**Task instructions**
Reproduce all of the data below without alteration; exclude every picture.

---- Entries provided

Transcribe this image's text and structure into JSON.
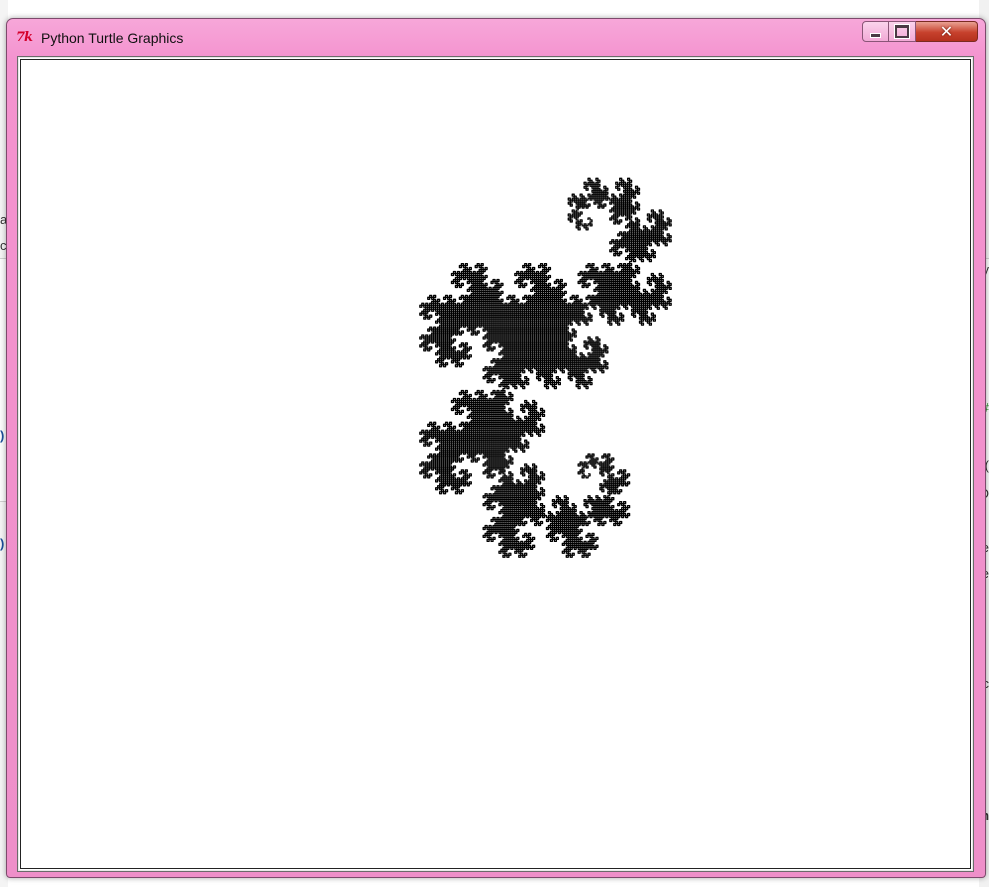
{
  "window": {
    "title": "Python Turtle Graphics",
    "app_icon": "tk-feather-icon",
    "icon_text": "7k"
  },
  "controls": {
    "minimize": "minimize-icon",
    "maximize": "maximize-icon",
    "close": "close-icon"
  },
  "canvas": {
    "drawing": "fractal-dragon-curve",
    "pen_color": "#000000",
    "background": "#ffffff"
  },
  "background_fragments": [
    "a",
    "c",
    ")",
    ")",
    "y",
    "#",
    "(",
    "D",
    "e",
    "e",
    "c",
    "m"
  ],
  "colors": {
    "titlebar": "#f493cf",
    "close_button": "#c7412d",
    "icon_red": "#d4002b"
  }
}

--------

**Output for this task**
Transcribe this image's text and structure into JSON.
{
  "window": {
    "title": "Python Turtle Graphics",
    "app_icon": "tk-feather-icon",
    "icon_text": "7k"
  },
  "controls": {
    "minimize": "minimize-icon",
    "maximize": "maximize-icon",
    "close": "close-icon"
  },
  "canvas": {
    "drawing": "fractal-dragon-curve",
    "pen_color": "#000000",
    "background": "#ffffff"
  },
  "background_fragments": [
    "a",
    "c",
    ")",
    ")",
    "y",
    "#",
    "(",
    "D",
    "e",
    "e",
    "c",
    "m"
  ],
  "colors": {
    "titlebar": "#f493cf",
    "close_button": "#c7412d",
    "icon_red": "#d4002b"
  }
}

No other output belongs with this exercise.